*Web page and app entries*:
################

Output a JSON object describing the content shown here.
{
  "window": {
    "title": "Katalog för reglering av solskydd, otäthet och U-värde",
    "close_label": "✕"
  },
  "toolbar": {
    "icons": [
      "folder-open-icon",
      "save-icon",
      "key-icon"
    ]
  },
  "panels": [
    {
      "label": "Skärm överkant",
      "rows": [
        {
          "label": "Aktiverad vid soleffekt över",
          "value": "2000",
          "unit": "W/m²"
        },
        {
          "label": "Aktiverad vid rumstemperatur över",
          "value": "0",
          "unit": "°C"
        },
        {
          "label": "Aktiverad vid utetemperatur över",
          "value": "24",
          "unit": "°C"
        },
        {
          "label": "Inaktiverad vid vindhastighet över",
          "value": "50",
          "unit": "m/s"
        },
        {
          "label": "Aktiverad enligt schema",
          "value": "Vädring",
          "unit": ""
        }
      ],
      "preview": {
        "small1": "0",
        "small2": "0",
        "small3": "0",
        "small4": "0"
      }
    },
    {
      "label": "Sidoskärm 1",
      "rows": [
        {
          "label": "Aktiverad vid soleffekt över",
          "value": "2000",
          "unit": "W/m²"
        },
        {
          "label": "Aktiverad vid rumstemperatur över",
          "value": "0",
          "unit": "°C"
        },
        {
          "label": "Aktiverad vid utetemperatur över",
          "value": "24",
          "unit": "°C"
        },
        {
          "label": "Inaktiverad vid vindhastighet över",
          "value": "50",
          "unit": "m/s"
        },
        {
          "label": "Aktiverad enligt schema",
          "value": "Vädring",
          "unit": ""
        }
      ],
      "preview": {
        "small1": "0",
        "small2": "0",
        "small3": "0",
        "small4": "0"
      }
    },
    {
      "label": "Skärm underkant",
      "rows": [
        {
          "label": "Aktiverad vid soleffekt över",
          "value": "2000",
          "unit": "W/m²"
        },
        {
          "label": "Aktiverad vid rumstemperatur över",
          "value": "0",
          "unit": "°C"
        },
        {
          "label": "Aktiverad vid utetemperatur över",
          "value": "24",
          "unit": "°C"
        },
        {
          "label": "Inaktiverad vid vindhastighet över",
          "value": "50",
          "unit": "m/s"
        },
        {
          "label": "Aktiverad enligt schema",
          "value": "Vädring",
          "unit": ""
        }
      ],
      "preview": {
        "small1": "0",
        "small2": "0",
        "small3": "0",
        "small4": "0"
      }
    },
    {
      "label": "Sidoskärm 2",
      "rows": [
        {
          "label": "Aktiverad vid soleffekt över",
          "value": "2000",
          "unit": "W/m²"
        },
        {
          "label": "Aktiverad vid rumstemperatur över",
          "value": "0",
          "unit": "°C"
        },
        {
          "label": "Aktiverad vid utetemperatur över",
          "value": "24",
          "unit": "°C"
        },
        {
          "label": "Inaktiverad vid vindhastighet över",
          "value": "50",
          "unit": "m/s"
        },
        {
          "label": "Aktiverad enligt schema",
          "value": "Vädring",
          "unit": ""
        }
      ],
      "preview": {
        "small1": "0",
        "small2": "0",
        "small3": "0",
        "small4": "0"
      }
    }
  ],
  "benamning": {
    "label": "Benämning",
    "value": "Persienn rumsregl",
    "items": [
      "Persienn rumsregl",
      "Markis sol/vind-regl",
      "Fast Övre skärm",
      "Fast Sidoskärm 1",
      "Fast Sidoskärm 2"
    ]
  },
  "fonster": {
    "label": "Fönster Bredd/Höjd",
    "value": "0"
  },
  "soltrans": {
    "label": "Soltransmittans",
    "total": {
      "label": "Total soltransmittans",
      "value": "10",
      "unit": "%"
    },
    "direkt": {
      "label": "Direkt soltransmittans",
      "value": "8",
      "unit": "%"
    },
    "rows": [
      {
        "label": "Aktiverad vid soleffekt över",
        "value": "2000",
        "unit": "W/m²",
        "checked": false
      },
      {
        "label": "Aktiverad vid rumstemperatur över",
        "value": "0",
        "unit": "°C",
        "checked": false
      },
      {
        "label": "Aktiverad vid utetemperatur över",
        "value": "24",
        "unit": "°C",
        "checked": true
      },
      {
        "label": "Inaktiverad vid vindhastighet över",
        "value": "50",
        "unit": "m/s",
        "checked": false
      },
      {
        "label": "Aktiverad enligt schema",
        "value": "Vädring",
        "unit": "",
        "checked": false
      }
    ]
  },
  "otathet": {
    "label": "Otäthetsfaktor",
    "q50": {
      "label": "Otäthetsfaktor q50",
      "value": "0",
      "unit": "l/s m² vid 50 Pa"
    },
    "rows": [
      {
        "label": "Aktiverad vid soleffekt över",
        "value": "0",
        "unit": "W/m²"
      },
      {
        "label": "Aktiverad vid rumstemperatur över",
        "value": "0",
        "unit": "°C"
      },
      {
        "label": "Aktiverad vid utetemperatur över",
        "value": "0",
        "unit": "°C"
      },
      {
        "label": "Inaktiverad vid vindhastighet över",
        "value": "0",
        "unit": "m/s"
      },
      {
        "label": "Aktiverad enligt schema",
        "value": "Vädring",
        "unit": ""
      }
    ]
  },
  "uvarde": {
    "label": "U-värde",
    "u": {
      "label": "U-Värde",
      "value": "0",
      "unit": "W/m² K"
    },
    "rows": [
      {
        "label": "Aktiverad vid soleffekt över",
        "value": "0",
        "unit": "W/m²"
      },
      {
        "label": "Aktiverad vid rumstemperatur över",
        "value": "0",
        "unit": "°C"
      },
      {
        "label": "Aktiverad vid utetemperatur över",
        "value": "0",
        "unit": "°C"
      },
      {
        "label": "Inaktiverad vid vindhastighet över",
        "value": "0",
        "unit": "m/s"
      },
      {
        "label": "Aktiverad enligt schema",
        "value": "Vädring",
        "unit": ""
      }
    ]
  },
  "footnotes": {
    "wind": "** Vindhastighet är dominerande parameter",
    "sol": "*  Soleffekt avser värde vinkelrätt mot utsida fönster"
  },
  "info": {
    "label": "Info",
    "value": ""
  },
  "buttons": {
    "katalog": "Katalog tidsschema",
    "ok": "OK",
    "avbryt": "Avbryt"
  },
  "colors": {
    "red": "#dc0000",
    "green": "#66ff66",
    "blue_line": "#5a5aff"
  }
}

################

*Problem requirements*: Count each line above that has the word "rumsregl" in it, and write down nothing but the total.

*Solution to the problem*: 2